The bipartisan House bill altering ocean shipping regulations would be the first major update since 1998. It would prohibit ocean carriers from unreasonably turning down opportunities for U.S. exports, as decided by the FMC in a new rulemaking. Some shipping carriers have found it more lucrative to send empty containers back to Asia rather than use them for U.S. exports.
The bill has raised industry concerns. The government and policy response has sent “mixed messages,” said John Butler, CEO of the World Shipping Council, which represents shipping companies such as Hapag-Lloyd AG and A.P. Moller-Maersk A/S.
The administration is telling industry that they need to put empty containers on outbound ships in order to clear the ports, but the legislation would say they need to load all export boxes before they can load empties, Butler said. His group has warned that the bill would increase congestion and raise prices for businesses and consumers.
The House is scheduled to consider the legislation, which hasn’t been marked up in committee, under suspension of the rules — an expedited procedure usually reserved for noncontroversial bills — this week. A spokesperson for the World Shipping Council said that since the bill would make major changes to international ocean shipping practices, it should be the subject of further consideration before going to the floor.
“There is no legislative silver bullet on this, but it is possible to make the situation worse,” Butler said.
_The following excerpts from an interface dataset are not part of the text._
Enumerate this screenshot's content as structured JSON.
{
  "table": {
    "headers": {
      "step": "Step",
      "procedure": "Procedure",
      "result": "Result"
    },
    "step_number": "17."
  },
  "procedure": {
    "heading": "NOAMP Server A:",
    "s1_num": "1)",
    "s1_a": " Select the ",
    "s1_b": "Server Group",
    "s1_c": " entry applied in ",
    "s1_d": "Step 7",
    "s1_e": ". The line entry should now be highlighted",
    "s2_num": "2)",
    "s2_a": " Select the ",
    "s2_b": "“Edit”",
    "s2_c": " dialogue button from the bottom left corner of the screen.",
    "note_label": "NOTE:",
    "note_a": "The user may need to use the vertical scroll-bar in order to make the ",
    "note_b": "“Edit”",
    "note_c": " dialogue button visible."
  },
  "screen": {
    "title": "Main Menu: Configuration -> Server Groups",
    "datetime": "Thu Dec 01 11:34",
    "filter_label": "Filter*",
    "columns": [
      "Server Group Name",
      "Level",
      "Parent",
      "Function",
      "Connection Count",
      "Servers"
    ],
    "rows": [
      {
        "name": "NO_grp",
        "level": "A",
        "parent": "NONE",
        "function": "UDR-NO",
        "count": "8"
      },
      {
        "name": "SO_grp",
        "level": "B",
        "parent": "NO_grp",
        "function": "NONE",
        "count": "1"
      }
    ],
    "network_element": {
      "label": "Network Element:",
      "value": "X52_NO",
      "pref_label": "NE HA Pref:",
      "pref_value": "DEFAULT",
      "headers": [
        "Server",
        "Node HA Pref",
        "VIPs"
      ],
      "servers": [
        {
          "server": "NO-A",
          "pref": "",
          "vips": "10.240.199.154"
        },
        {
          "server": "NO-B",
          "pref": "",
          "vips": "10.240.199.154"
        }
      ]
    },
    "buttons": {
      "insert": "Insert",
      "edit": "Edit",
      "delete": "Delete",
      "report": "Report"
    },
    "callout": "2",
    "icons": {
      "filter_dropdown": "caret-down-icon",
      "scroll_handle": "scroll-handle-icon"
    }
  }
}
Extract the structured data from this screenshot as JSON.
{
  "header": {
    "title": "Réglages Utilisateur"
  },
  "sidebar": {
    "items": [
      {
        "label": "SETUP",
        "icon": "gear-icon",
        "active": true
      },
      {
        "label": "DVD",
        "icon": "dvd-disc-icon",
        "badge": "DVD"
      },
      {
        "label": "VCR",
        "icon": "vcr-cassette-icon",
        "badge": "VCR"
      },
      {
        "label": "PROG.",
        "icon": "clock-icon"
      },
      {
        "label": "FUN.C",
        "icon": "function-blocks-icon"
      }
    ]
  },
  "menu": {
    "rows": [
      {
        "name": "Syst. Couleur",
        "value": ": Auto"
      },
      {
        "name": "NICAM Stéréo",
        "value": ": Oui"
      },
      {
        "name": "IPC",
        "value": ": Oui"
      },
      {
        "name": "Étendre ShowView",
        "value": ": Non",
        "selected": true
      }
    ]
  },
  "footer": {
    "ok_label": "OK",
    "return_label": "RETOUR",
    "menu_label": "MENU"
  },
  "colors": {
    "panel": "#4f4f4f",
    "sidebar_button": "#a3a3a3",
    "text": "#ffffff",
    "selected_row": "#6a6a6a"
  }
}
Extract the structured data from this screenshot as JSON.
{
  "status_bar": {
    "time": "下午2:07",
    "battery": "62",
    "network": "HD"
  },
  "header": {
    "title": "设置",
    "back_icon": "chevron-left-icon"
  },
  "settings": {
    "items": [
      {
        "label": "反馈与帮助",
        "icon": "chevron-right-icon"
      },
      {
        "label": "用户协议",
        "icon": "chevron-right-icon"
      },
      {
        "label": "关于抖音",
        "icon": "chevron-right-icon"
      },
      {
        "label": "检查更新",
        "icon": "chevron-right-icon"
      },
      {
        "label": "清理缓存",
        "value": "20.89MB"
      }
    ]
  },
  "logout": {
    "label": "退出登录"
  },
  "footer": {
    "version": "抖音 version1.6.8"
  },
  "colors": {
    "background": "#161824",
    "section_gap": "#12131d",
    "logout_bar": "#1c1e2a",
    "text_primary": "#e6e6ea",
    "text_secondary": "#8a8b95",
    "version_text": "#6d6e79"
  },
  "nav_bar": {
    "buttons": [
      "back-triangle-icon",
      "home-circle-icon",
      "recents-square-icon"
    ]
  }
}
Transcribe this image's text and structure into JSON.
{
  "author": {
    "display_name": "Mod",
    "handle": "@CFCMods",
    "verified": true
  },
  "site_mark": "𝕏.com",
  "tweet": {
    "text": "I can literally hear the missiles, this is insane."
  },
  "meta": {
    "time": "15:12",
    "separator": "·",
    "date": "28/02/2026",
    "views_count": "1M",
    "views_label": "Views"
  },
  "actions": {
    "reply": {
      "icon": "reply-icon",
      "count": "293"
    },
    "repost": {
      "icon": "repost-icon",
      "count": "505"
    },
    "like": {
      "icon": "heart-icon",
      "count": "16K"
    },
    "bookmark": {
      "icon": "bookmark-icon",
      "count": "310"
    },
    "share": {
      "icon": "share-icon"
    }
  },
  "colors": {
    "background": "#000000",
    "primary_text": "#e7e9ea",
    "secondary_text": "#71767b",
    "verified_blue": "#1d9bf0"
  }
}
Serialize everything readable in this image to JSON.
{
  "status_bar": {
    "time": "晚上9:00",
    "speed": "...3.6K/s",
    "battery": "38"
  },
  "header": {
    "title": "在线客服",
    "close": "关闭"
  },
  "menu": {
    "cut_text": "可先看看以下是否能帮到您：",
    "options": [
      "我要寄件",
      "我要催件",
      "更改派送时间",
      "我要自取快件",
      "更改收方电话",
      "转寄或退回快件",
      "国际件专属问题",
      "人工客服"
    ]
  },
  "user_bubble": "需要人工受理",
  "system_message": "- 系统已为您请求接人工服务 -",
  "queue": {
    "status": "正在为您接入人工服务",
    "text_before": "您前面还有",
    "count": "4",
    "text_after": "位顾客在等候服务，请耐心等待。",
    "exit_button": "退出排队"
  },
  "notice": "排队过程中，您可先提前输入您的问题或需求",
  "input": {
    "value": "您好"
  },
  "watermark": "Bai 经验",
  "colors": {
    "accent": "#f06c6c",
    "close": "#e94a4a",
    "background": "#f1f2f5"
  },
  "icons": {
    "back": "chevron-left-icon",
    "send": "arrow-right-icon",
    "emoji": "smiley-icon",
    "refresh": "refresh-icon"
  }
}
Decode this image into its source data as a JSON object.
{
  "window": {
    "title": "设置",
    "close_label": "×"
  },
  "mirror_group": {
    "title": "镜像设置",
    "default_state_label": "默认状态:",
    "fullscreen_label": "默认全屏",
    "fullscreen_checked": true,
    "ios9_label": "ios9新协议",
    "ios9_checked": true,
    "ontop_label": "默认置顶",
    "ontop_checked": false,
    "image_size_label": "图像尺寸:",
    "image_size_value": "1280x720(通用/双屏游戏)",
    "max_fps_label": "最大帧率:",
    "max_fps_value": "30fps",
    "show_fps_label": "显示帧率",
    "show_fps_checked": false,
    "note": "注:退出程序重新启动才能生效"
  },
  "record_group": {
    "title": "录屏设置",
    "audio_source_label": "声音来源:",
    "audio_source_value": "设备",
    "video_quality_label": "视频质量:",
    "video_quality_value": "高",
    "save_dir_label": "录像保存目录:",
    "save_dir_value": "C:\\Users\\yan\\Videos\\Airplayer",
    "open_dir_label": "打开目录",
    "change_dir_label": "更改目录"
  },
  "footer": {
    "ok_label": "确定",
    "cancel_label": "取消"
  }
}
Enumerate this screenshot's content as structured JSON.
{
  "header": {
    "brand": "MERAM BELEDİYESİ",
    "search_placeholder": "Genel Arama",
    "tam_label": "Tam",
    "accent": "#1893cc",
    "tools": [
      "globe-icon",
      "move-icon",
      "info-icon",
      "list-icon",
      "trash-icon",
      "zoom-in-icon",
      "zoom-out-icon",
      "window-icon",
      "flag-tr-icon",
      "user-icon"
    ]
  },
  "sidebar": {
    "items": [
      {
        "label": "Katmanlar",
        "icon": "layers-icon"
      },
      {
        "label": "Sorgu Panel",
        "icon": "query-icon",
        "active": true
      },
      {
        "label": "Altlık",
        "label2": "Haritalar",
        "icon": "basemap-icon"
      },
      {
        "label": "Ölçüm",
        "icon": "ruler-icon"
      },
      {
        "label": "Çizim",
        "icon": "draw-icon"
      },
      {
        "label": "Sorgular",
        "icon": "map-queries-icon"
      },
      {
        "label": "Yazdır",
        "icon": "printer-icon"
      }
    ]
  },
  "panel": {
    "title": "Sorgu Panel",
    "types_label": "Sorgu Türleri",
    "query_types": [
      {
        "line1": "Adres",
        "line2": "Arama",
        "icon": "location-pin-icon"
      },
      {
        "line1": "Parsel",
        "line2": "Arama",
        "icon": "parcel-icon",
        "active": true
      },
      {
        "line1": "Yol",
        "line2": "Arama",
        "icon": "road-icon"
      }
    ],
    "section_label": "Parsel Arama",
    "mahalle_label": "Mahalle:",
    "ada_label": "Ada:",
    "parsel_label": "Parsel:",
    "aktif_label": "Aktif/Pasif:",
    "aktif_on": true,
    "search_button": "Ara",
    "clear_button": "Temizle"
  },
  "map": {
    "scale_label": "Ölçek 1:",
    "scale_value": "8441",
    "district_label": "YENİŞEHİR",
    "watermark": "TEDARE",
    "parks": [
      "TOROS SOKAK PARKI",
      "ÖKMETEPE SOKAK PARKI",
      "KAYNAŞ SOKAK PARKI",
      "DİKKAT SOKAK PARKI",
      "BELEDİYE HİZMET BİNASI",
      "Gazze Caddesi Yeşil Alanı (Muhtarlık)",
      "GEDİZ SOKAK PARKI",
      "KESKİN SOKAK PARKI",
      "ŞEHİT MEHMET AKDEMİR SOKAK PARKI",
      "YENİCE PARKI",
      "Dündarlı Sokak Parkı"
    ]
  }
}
To contact the reporter on this story: Lillianna Byington in Washington at firstname.lastname@example.org